[Page and application data records]
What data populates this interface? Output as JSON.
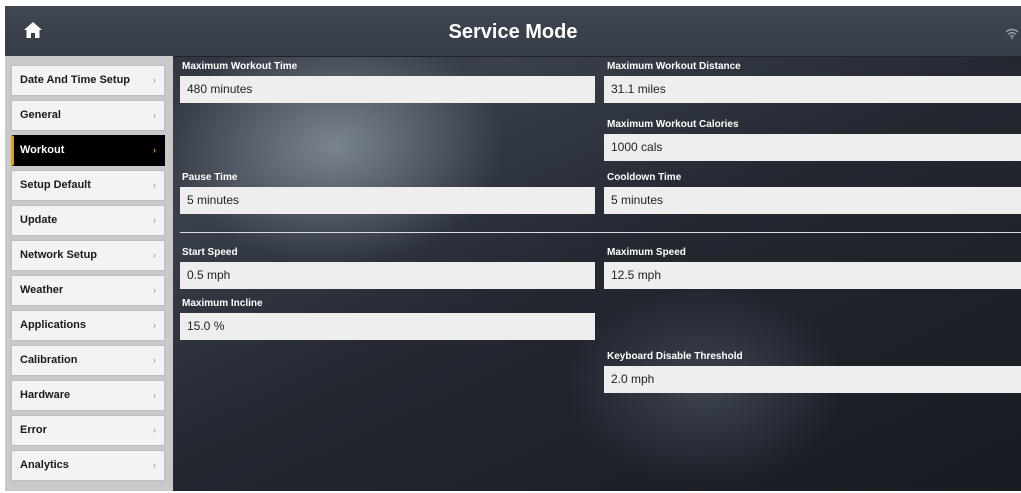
{
  "header": {
    "title": "Service Mode",
    "home_icon": "home-icon",
    "wifi_icon": "wifi-icon"
  },
  "sidebar": {
    "items": [
      {
        "label": "Date And Time Setup",
        "active": false
      },
      {
        "label": "General",
        "active": false
      },
      {
        "label": "Workout",
        "active": true
      },
      {
        "label": "Setup Default",
        "active": false
      },
      {
        "label": "Update",
        "active": false
      },
      {
        "label": "Network Setup",
        "active": false
      },
      {
        "label": "Weather",
        "active": false
      },
      {
        "label": "Applications",
        "active": false
      },
      {
        "label": "Calibration",
        "active": false
      },
      {
        "label": "Hardware",
        "active": false
      },
      {
        "label": "Error",
        "active": false
      },
      {
        "label": "Analytics",
        "active": false
      }
    ],
    "chevron": "›",
    "accent_color": "#e0a21b"
  },
  "fields": {
    "max_workout_time": {
      "label": "Maximum Workout Time",
      "value": "480 minutes"
    },
    "max_workout_distance": {
      "label": "Maximum Workout Distance",
      "value": "31.1 miles"
    },
    "max_workout_calories": {
      "label": "Maximum Workout Calories",
      "value": "1000 cals"
    },
    "pause_time": {
      "label": "Pause Time",
      "value": "5 minutes"
    },
    "cooldown_time": {
      "label": "Cooldown Time",
      "value": "5 minutes"
    },
    "start_speed": {
      "label": "Start Speed",
      "value": "0.5 mph"
    },
    "max_speed": {
      "label": "Maximum Speed",
      "value": "12.5 mph"
    },
    "max_incline": {
      "label": "Maximum Incline",
      "value": "15.0 %"
    },
    "keyboard_disable_threshold": {
      "label": "Keyboard Disable Threshold",
      "value": "2.0 mph"
    }
  }
}
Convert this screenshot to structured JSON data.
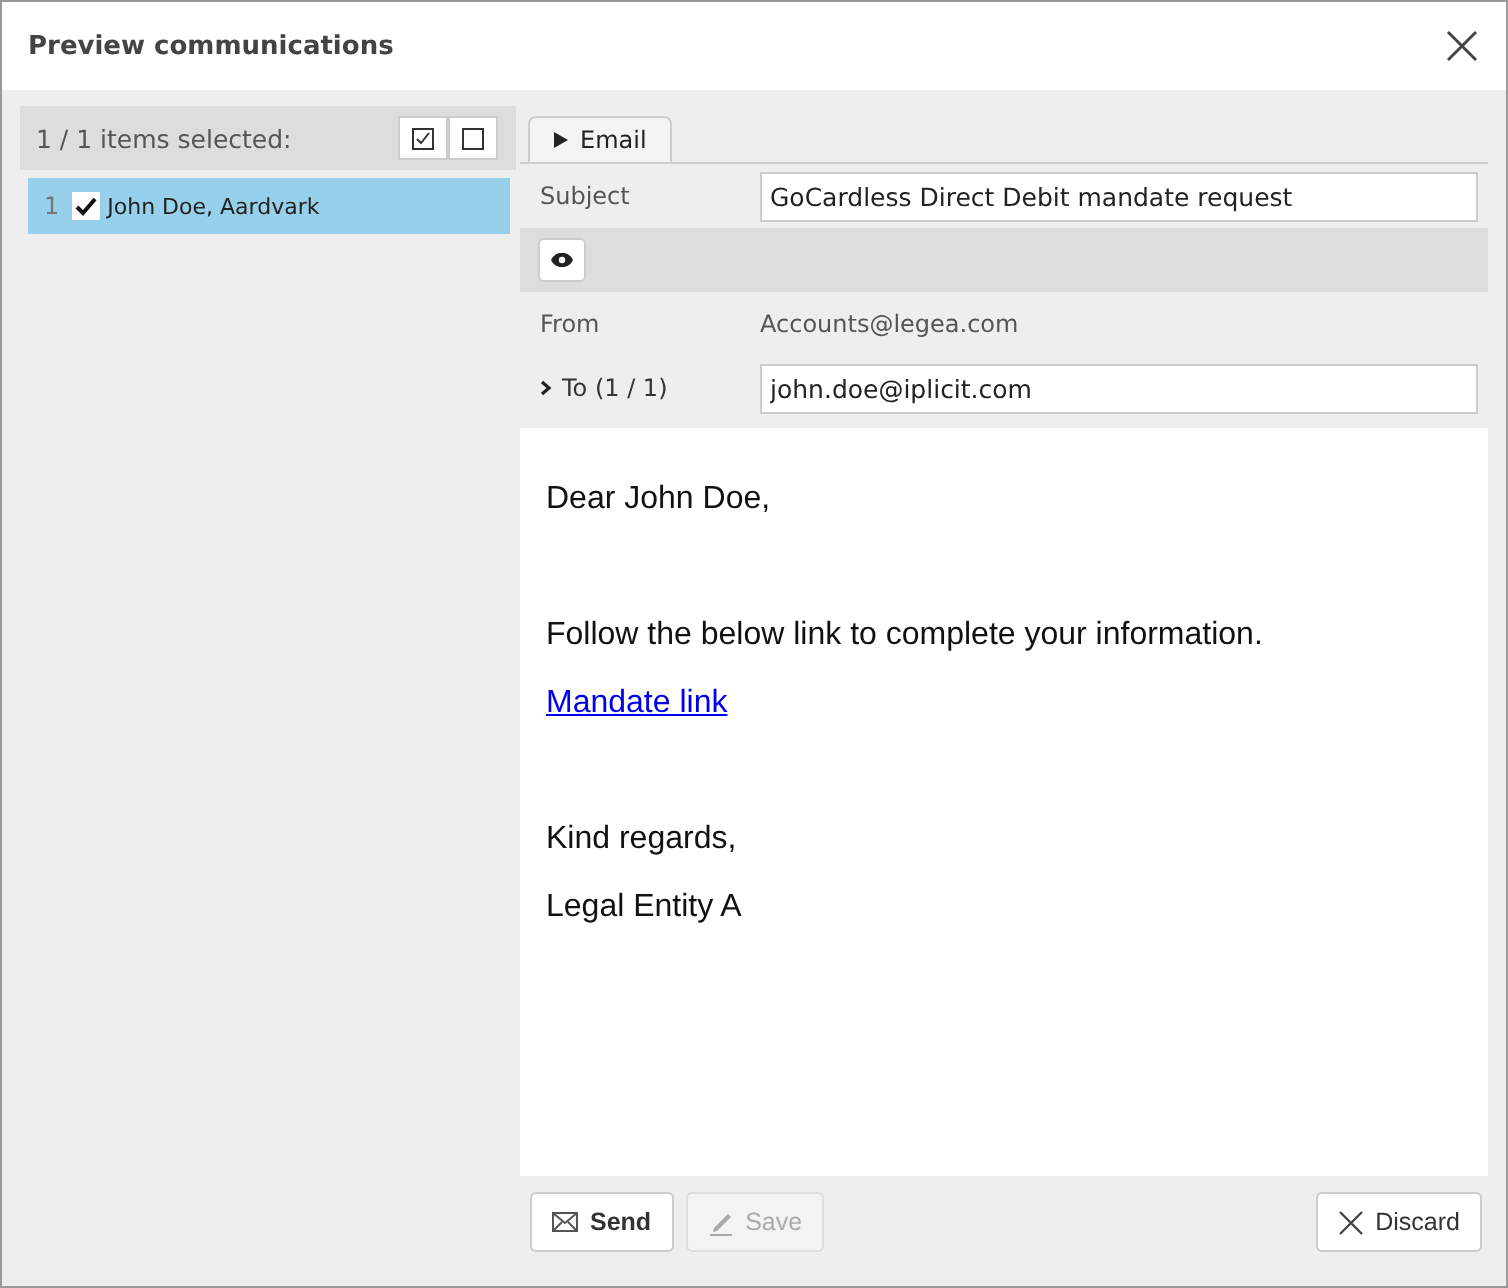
{
  "window": {
    "title": "Preview communications"
  },
  "list": {
    "summary": "1 / 1 items selected:",
    "items": [
      {
        "index": "1",
        "label": "John Doe, Aardvark",
        "checked": true,
        "selected": true
      }
    ]
  },
  "tabs": [
    {
      "label": "Email",
      "selected": true
    }
  ],
  "fields": {
    "subject_label": "Subject",
    "subject": "GoCardless Direct Debit mandate request",
    "from_label": "From",
    "from": "Accounts@legea.com",
    "to_label": "To (1 / 1)",
    "to": "john.doe@iplicit.com"
  },
  "body": [
    {
      "kind": "text",
      "text": "Dear John Doe,"
    },
    {
      "kind": "gap"
    },
    {
      "kind": "text",
      "text": "Follow the below link to complete your information."
    },
    {
      "kind": "link",
      "text": "Mandate link"
    },
    {
      "kind": "gap"
    },
    {
      "kind": "text",
      "text": "Kind regards,"
    },
    {
      "kind": "text",
      "text": "Legal Entity A"
    }
  ],
  "buttons": [
    {
      "kind": "send",
      "label": "Send",
      "disabled": false
    },
    {
      "kind": "save",
      "label": "Save",
      "disabled": true
    },
    {
      "kind": "discard",
      "label": "Discard",
      "disabled": false
    }
  ]
}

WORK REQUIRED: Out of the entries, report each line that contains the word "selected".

OUTPUT:
    "summary": "1 / 1 items selected:",
        "selected": true
      "selected": true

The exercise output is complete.